Dataset rows describing interfaces
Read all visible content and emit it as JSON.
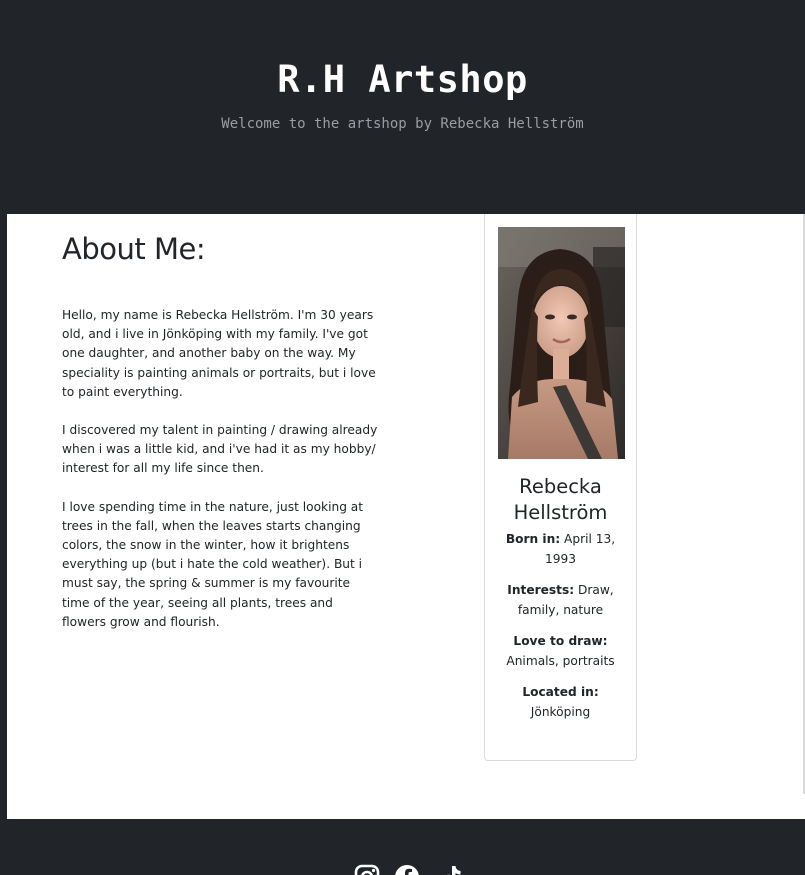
{
  "header": {
    "title": "R.H Artshop",
    "subtitle": "Welcome to the artshop by Rebecka Hellström"
  },
  "about": {
    "heading": "About Me:",
    "paragraphs": [
      "Hello, my name is Rebecka Hellström. I'm 30 years old, and i live in Jönköping with my family. I've got one daughter, and another baby on the way. My speciality is painting animals or portraits, but i love to paint everything.",
      "I discovered my talent in painting / drawing already when i was a little kid, and i've had it as my hobby/ interest for all my life since then.",
      "I love spending time in the nature, just looking at trees in the fall, when the leaves starts changing colors, the snow in the winter, how it brightens everything up (but i hate the cold weather). But i must say, the spring & summer is my favourite time of the year, seeing all plants, trees and flowers grow and flourish."
    ]
  },
  "profile_card": {
    "name_line1": "Rebecka",
    "name_line2": "Hellström",
    "born_label": "Born in:",
    "born_value": "April 13, 1993",
    "interests_label": "Interests:",
    "interests_value": "Draw, family, nature",
    "draw_label": "Love to draw:",
    "draw_value": "Animals, portraits",
    "located_label": "Located in:",
    "located_value": "Jönköping"
  },
  "footer": {
    "social_icons": [
      "instagram-icon",
      "facebook-icon",
      "tiktok-icon"
    ]
  }
}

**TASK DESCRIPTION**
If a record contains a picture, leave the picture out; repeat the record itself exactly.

**RESULT**
Read all visible content and emit it as JSON.
{
  "header": {
    "title": "R.H Artshop",
    "subtitle": "Welcome to the artshop by Rebecka Hellström"
  },
  "about": {
    "heading": "About Me:",
    "paragraphs": [
      "Hello, my name is Rebecka Hellström. I'm 30 years old, and i live in Jönköping with my family. I've got one daughter, and another baby on the way. My speciality is painting animals or portraits, but i love to paint everything.",
      "I discovered my talent in painting / drawing already when i was a little kid, and i've had it as my hobby/ interest for all my life since then.",
      "I love spending time in the nature, just looking at trees in the fall, when the leaves starts changing colors, the snow in the winter, how it brightens everything up (but i hate the cold weather). But i must say, the spring & summer is my favourite time of the year, seeing all plants, trees and flowers grow and flourish."
    ]
  },
  "profile_card": {
    "name_line1": "Rebecka",
    "name_line2": "Hellström",
    "born_label": "Born in:",
    "born_value": "April 13, 1993",
    "interests_label": "Interests:",
    "interests_value": "Draw, family, nature",
    "draw_label": "Love to draw:",
    "draw_value": "Animals, portraits",
    "located_label": "Located in:",
    "located_value": "Jönköping"
  },
  "footer": {
    "social_icons": [
      "instagram-icon",
      "facebook-icon",
      "tiktok-icon"
    ]
  }
}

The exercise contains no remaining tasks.